Boyle is using his wide writer's palette carefully now, rather than splashing every paragraph with imagery, and to illuminate a broad theme - the hor-ror of the modern everyday, and the need to escape it - rather than to show how smart and funny he is. "Little America" is technically as ambitious as the book's more showy stories, interlocking the perspectives of a predatory beggar and his prey, a confused old man who's got off his train a station too early - but it has feeling. Boyle captures the beggar's shift from chop-licking anticipation to disappointment, and the old man's blurry progress from pleasurable bewilderment to panic without losing sympathy for either.
With "Sitting on Top of the World", the collection reaches a conclusion of a sort. A young mother chooses the sun-dazzled isolation of a mountain firewarden's tower for the summer, thousands of feet above the "smog and roar and clutter". She clings on aswinter approaches, hoping the snow will hold off. But the freeze begins, and her little utopia is threatened by a stalker. Then the mood changes: the stalker leaves her unmolested. Is he actually her saviour? Boyle cuts the story off.
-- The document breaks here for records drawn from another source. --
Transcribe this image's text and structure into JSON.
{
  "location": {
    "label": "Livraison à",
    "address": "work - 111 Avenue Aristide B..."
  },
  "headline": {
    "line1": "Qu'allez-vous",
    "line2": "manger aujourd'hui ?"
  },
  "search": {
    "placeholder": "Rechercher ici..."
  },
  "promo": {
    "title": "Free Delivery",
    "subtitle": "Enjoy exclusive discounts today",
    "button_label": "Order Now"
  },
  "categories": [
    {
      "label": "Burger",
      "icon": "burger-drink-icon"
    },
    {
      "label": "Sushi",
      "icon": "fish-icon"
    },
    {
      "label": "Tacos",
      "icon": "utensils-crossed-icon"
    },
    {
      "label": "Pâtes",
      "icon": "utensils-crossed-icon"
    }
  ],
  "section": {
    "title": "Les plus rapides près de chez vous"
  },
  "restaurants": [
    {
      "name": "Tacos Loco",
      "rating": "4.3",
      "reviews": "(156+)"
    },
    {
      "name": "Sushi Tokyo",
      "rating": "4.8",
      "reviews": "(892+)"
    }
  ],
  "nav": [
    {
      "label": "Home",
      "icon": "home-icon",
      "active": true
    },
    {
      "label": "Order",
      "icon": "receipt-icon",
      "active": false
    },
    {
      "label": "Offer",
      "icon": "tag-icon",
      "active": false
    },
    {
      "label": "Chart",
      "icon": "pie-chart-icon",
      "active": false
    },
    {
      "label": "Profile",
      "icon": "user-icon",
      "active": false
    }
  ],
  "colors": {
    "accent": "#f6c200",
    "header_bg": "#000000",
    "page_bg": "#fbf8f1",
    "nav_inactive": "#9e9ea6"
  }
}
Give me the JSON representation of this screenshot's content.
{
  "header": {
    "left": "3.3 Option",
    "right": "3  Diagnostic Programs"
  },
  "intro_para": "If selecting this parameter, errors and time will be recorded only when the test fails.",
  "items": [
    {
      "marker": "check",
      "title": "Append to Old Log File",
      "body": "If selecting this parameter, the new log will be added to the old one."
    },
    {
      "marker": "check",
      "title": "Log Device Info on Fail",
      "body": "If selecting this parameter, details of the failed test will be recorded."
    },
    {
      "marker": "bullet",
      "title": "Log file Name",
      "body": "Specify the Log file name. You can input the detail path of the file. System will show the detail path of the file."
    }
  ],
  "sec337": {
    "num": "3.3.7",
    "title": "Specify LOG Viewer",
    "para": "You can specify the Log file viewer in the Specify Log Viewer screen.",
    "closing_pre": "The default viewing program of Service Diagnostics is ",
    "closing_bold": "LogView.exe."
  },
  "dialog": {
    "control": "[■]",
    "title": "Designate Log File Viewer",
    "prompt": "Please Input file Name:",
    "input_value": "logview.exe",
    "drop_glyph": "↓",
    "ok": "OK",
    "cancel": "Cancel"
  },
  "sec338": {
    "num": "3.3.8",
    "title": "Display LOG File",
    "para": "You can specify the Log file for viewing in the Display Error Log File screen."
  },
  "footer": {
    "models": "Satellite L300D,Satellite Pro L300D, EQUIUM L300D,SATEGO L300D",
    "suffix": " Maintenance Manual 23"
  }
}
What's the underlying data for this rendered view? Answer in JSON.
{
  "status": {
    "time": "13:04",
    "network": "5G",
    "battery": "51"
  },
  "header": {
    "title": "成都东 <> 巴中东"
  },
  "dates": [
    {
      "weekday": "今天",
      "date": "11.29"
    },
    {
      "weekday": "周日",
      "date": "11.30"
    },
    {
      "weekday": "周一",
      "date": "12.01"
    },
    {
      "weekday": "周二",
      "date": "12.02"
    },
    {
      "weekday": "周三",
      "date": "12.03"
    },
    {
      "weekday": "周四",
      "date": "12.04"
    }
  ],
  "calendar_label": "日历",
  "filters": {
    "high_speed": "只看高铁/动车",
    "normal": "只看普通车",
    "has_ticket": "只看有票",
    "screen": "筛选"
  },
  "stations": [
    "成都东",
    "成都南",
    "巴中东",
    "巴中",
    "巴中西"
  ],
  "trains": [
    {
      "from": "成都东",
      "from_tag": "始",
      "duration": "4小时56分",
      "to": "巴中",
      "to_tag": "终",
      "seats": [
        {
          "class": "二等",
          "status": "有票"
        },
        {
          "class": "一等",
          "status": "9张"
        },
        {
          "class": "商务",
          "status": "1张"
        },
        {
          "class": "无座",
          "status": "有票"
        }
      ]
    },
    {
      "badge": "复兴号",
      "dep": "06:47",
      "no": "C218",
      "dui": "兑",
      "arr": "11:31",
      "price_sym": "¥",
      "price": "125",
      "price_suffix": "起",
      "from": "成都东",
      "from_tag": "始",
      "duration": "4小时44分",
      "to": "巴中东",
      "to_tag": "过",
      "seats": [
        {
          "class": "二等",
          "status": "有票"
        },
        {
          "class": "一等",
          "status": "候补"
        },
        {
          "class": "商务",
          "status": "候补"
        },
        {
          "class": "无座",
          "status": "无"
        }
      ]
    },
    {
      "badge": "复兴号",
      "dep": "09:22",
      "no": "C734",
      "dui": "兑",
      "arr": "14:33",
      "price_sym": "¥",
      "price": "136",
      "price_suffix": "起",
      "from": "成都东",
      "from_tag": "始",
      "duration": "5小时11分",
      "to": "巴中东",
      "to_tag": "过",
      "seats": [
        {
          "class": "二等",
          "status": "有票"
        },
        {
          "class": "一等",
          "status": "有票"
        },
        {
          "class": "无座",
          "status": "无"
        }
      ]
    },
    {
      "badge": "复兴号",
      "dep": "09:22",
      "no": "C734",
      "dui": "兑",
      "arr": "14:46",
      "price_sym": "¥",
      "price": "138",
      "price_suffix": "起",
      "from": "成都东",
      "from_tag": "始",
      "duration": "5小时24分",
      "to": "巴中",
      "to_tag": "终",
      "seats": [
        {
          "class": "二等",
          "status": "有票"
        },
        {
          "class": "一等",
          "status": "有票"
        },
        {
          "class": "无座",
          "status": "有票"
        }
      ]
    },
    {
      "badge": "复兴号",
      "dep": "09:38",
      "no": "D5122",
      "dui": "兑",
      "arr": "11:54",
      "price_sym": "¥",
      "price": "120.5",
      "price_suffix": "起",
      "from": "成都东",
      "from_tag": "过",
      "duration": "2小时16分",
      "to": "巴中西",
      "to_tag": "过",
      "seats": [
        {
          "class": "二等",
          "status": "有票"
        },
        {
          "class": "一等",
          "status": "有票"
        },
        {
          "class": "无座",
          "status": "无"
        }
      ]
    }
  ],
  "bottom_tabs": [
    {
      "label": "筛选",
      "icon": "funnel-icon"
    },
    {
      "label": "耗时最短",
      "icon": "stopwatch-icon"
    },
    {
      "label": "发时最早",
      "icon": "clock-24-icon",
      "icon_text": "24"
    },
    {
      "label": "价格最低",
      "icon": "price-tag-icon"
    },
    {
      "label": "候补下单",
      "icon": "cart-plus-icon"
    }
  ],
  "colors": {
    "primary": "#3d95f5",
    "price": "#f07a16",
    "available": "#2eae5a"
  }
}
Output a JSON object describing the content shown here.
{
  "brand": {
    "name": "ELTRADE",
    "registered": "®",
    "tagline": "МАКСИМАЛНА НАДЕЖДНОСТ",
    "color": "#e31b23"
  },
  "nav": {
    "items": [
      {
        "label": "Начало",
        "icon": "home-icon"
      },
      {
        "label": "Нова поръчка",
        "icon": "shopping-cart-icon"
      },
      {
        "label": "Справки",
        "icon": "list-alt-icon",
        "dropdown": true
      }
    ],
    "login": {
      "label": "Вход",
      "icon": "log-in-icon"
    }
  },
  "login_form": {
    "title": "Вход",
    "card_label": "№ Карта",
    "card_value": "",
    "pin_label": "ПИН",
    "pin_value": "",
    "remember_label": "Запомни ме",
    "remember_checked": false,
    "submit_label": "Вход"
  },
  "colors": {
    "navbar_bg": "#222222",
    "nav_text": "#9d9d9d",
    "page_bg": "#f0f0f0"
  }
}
He seems to have left his jokes about flab and enemas behind, perhaps for good - just as long as his film isn't too successful.Reuse content